▸ Task
Every entry needs to be reproduced exactly.

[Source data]
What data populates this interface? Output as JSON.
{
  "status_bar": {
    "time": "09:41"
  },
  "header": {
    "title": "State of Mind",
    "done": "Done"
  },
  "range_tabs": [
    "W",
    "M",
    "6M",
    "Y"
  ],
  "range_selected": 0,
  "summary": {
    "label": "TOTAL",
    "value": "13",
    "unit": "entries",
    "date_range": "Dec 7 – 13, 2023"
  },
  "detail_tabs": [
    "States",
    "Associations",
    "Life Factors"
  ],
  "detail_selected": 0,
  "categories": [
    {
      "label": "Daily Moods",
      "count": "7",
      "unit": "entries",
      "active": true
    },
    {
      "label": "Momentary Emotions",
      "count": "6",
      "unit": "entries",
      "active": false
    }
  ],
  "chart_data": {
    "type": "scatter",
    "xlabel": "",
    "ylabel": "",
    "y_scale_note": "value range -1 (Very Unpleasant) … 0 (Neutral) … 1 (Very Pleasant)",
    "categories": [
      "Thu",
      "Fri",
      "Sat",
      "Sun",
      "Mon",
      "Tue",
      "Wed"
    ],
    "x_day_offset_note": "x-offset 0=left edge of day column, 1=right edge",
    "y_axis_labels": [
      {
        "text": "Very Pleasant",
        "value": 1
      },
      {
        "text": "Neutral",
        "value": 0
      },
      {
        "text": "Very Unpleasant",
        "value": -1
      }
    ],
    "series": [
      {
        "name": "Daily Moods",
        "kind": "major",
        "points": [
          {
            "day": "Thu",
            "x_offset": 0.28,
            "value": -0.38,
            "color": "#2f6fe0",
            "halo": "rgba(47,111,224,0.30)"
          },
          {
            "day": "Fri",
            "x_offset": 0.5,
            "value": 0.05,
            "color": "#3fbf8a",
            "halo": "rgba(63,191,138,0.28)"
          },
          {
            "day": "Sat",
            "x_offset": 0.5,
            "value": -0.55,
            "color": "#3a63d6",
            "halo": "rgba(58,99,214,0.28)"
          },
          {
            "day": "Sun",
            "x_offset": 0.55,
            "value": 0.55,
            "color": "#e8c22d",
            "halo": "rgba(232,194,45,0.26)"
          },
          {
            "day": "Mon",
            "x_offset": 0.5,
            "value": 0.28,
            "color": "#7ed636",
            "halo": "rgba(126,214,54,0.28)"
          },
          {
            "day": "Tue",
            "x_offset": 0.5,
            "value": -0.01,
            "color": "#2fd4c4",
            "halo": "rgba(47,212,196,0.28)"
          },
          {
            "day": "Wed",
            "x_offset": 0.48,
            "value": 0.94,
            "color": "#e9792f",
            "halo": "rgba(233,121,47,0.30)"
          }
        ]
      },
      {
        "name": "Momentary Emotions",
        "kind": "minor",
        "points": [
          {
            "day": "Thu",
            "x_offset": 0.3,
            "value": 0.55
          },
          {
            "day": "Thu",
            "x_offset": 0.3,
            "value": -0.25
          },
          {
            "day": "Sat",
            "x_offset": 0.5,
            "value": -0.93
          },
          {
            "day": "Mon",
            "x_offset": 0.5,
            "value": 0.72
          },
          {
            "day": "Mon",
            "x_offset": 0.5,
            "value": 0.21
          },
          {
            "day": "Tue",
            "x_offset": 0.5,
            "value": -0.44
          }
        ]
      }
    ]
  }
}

▸ Solution to this problem
What data populates this interface? Output as JSON.
{
  "status_bar": {
    "time": "09:41"
  },
  "header": {
    "title": "State of Mind",
    "done": "Done"
  },
  "range_tabs": [
    "W",
    "M",
    "6M",
    "Y"
  ],
  "range_selected": 0,
  "summary": {
    "label": "TOTAL",
    "value": "13",
    "unit": "entries",
    "date_range": "Dec 7 – 13, 2023"
  },
  "detail_tabs": [
    "States",
    "Associations",
    "Life Factors"
  ],
  "detail_selected": 0,
  "categories": [
    {
      "label": "Daily Moods",
      "count": "7",
      "unit": "entries",
      "active": true
    },
    {
      "label": "Momentary Emotions",
      "count": "6",
      "unit": "entries",
      "active": false
    }
  ],
  "chart_data": {
    "type": "scatter",
    "xlabel": "",
    "ylabel": "",
    "y_scale_note": "value range -1 (Very Unpleasant) … 0 (Neutral) … 1 (Very Pleasant)",
    "categories": [
      "Thu",
      "Fri",
      "Sat",
      "Sun",
      "Mon",
      "Tue",
      "Wed"
    ],
    "x_day_offset_note": "x-offset 0=left edge of day column, 1=right edge",
    "y_axis_labels": [
      {
        "text": "Very Pleasant",
        "value": 1
      },
      {
        "text": "Neutral",
        "value": 0
      },
      {
        "text": "Very Unpleasant",
        "value": -1
      }
    ],
    "series": [
      {
        "name": "Daily Moods",
        "kind": "major",
        "points": [
          {
            "day": "Thu",
            "x_offset": 0.28,
            "value": -0.38,
            "color": "#2f6fe0",
            "halo": "rgba(47,111,224,0.30)"
          },
          {
            "day": "Fri",
            "x_offset": 0.5,
            "value": 0.05,
            "color": "#3fbf8a",
            "halo": "rgba(63,191,138,0.28)"
          },
          {
            "day": "Sat",
            "x_offset": 0.5,
            "value": -0.55,
            "color": "#3a63d6",
            "halo": "rgba(58,99,214,0.28)"
          },
          {
            "day": "Sun",
            "x_offset": 0.55,
            "value": 0.55,
            "color": "#e8c22d",
            "halo": "rgba(232,194,45,0.26)"
          },
          {
            "day": "Mon",
            "x_offset": 0.5,
            "value": 0.28,
            "color": "#7ed636",
            "halo": "rgba(126,214,54,0.28)"
          },
          {
            "day": "Tue",
            "x_offset": 0.5,
            "value": -0.01,
            "color": "#2fd4c4",
            "halo": "rgba(47,212,196,0.28)"
          },
          {
            "day": "Wed",
            "x_offset": 0.48,
            "value": 0.94,
            "color": "#e9792f",
            "halo": "rgba(233,121,47,0.30)"
          }
        ]
      },
      {
        "name": "Momentary Emotions",
        "kind": "minor",
        "points": [
          {
            "day": "Thu",
            "x_offset": 0.3,
            "value": 0.55
          },
          {
            "day": "Thu",
            "x_offset": 0.3,
            "value": -0.25
          },
          {
            "day": "Sat",
            "x_offset": 0.5,
            "value": -0.93
          },
          {
            "day": "Mon",
            "x_offset": 0.5,
            "value": 0.72
          },
          {
            "day": "Mon",
            "x_offset": 0.5,
            "value": 0.21
          },
          {
            "day": "Tue",
            "x_offset": 0.5,
            "value": -0.44
          }
        ]
      }
    ]
  }
}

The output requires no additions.